Dataset extract section start
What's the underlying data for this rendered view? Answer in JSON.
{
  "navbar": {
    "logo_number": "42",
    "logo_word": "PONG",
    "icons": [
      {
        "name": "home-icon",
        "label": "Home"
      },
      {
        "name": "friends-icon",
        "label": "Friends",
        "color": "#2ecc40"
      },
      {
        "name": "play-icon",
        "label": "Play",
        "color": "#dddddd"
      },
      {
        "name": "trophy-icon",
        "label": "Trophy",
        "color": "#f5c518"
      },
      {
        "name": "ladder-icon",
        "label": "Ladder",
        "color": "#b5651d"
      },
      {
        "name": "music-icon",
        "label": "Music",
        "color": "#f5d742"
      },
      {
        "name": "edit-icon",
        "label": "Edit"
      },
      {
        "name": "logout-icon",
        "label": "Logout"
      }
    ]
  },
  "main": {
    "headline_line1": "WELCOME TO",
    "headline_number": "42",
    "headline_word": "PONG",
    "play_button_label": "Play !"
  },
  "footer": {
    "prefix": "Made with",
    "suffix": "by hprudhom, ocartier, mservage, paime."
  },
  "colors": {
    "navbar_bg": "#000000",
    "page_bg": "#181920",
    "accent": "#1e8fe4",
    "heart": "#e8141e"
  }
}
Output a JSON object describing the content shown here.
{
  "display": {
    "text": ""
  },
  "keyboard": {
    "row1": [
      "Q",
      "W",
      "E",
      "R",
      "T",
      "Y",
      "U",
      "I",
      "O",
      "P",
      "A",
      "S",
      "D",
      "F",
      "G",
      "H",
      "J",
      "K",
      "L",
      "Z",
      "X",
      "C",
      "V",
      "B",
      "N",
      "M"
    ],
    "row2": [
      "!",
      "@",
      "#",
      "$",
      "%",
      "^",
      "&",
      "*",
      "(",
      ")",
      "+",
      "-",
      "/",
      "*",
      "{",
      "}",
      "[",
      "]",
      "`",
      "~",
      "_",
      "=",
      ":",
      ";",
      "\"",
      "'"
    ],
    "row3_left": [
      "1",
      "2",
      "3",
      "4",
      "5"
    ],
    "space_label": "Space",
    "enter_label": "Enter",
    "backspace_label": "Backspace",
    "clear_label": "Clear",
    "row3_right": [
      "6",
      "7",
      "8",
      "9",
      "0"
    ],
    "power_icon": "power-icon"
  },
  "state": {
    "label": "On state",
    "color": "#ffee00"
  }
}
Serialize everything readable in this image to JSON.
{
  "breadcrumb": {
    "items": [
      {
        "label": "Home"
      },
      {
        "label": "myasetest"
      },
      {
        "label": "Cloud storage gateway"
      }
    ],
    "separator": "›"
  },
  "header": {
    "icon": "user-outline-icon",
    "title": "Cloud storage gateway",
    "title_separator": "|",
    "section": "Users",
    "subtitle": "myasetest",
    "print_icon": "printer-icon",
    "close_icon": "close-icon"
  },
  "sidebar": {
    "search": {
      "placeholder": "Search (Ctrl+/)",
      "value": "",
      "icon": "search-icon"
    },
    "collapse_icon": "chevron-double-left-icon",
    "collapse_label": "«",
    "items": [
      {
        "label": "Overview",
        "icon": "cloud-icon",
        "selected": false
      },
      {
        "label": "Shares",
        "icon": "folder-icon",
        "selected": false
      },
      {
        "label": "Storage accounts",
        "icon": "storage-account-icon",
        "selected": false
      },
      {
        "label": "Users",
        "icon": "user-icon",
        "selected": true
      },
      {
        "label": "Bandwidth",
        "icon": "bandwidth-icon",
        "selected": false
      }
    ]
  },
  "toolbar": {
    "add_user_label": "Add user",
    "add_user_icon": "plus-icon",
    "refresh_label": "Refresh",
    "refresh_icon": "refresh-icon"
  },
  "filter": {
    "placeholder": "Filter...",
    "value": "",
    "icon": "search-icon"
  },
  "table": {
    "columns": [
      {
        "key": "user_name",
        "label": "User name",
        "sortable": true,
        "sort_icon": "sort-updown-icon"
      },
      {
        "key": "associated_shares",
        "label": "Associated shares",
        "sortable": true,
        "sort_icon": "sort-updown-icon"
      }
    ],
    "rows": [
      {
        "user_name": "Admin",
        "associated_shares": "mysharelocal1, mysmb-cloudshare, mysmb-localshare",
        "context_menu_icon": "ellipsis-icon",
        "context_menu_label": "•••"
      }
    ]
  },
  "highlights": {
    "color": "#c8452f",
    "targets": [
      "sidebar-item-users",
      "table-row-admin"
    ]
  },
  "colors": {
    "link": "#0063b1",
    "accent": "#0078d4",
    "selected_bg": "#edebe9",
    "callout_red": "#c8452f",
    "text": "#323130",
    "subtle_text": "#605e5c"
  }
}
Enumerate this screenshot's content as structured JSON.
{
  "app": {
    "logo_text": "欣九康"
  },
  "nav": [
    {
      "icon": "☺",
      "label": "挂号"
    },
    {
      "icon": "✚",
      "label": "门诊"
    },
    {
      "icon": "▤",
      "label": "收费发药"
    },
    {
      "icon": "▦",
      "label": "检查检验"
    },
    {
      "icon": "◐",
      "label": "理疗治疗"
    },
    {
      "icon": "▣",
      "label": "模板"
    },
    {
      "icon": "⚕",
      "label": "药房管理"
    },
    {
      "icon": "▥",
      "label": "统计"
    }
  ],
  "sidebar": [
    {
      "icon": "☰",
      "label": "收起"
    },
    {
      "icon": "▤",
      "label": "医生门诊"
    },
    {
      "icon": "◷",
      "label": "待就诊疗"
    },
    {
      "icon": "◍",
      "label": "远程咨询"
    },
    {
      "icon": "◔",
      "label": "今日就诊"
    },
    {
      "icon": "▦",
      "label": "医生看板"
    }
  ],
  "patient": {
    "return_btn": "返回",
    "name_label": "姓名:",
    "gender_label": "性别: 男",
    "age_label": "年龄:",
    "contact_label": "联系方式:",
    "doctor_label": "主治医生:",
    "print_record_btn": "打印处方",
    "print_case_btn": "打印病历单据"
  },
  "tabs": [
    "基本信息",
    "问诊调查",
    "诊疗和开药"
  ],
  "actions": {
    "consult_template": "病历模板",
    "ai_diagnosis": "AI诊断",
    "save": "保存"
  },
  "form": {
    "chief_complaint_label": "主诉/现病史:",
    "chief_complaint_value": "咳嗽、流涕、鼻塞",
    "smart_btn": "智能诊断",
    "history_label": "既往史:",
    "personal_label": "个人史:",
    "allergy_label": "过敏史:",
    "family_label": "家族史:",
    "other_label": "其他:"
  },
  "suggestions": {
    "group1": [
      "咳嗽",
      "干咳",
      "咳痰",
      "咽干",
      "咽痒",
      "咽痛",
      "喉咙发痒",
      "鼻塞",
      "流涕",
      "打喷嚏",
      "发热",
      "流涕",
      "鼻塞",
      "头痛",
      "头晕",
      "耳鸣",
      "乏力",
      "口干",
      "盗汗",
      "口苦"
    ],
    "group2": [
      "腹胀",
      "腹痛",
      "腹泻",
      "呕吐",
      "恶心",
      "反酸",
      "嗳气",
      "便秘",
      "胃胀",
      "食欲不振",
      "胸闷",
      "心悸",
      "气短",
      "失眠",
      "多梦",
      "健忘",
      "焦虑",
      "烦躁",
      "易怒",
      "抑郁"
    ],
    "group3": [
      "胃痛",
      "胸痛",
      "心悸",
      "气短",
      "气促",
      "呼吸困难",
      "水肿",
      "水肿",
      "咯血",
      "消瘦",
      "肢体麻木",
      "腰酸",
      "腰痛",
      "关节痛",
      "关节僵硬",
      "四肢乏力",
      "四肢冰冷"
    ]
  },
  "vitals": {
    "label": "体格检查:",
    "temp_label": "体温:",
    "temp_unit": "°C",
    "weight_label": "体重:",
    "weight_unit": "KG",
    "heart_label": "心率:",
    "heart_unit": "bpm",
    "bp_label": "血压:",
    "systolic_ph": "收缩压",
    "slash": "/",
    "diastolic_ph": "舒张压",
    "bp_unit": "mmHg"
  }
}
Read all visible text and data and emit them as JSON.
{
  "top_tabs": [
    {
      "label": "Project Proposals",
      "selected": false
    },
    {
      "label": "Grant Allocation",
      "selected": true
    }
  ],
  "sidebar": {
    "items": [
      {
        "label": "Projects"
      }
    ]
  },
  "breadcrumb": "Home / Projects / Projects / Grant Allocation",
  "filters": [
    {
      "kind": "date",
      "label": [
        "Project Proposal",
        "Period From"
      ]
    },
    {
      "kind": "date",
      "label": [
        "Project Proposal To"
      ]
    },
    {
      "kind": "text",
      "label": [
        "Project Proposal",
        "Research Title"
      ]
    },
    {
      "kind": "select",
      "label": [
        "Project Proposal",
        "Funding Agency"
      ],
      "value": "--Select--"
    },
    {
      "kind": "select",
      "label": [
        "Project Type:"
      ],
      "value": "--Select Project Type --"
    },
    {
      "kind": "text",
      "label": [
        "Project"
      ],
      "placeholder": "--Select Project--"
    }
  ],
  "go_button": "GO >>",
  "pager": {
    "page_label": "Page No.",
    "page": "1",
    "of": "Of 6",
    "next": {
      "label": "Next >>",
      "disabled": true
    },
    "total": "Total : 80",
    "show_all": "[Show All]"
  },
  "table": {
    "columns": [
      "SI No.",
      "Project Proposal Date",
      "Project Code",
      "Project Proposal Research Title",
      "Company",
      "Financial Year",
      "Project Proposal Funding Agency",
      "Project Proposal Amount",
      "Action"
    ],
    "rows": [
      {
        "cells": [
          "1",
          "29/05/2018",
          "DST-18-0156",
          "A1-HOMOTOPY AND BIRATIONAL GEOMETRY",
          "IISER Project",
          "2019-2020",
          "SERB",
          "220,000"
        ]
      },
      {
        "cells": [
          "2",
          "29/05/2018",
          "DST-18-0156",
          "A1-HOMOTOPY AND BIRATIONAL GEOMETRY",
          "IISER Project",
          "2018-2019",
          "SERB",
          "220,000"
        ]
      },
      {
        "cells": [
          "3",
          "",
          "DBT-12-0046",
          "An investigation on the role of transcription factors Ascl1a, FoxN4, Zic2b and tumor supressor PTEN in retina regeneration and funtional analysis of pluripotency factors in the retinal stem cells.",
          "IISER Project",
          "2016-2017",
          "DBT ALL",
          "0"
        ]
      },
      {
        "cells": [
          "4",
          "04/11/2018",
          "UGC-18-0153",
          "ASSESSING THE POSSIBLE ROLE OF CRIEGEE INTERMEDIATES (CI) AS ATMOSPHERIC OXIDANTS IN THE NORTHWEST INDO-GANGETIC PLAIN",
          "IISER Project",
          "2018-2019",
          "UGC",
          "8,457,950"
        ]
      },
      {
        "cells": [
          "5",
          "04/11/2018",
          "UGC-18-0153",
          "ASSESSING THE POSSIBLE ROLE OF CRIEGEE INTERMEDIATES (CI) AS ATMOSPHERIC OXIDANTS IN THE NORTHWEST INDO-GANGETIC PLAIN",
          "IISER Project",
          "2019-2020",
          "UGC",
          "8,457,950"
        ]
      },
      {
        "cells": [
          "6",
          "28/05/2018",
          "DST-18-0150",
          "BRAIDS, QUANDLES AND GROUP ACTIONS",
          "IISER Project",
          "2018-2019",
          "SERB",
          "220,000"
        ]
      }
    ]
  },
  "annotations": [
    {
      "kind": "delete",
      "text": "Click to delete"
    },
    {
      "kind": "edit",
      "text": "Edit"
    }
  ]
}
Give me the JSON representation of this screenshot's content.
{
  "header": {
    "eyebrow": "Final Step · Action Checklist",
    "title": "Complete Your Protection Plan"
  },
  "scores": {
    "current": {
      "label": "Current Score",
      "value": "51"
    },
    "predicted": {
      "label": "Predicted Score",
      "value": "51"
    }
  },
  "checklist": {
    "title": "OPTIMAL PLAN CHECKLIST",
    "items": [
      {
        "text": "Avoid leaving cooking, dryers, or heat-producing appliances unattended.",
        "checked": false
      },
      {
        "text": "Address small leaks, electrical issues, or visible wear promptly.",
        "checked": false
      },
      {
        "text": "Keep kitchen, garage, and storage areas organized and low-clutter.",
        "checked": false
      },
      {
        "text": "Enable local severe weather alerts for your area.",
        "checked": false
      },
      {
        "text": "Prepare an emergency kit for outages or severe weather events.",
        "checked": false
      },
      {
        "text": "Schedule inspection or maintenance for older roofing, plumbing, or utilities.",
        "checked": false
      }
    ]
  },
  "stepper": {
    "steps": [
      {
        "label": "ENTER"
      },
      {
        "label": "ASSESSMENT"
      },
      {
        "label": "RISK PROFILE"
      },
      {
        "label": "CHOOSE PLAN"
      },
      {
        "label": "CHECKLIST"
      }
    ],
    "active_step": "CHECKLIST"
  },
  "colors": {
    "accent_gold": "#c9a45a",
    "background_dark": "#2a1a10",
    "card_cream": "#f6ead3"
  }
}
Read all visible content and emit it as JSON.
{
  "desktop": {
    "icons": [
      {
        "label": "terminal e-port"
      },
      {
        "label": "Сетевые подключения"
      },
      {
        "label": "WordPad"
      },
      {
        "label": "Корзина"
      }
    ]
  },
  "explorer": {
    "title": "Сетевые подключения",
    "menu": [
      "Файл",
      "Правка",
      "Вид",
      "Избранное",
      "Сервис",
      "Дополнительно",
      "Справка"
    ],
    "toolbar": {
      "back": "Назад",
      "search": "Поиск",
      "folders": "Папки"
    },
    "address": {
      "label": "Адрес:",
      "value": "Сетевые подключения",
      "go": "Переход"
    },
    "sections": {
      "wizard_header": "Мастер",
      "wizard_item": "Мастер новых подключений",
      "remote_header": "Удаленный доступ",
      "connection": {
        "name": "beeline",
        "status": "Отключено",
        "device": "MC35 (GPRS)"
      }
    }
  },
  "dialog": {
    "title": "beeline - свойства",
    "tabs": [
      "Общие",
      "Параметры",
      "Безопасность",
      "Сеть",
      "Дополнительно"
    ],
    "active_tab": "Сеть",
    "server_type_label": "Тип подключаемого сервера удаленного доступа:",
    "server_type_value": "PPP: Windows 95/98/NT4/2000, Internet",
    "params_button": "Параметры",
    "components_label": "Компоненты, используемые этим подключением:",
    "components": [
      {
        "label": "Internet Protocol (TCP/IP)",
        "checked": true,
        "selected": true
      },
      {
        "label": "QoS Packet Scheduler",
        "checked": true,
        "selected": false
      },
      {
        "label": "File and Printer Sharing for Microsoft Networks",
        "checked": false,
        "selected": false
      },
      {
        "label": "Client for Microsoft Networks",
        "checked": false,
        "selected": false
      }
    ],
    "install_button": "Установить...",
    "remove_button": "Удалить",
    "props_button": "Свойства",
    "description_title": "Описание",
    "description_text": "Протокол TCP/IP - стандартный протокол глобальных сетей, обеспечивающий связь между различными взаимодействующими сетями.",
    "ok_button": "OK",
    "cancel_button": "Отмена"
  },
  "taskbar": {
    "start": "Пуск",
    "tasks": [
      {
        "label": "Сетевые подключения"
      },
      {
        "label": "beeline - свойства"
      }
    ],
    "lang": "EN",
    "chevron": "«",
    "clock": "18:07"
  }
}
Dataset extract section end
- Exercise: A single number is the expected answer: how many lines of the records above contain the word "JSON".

- Task output: 7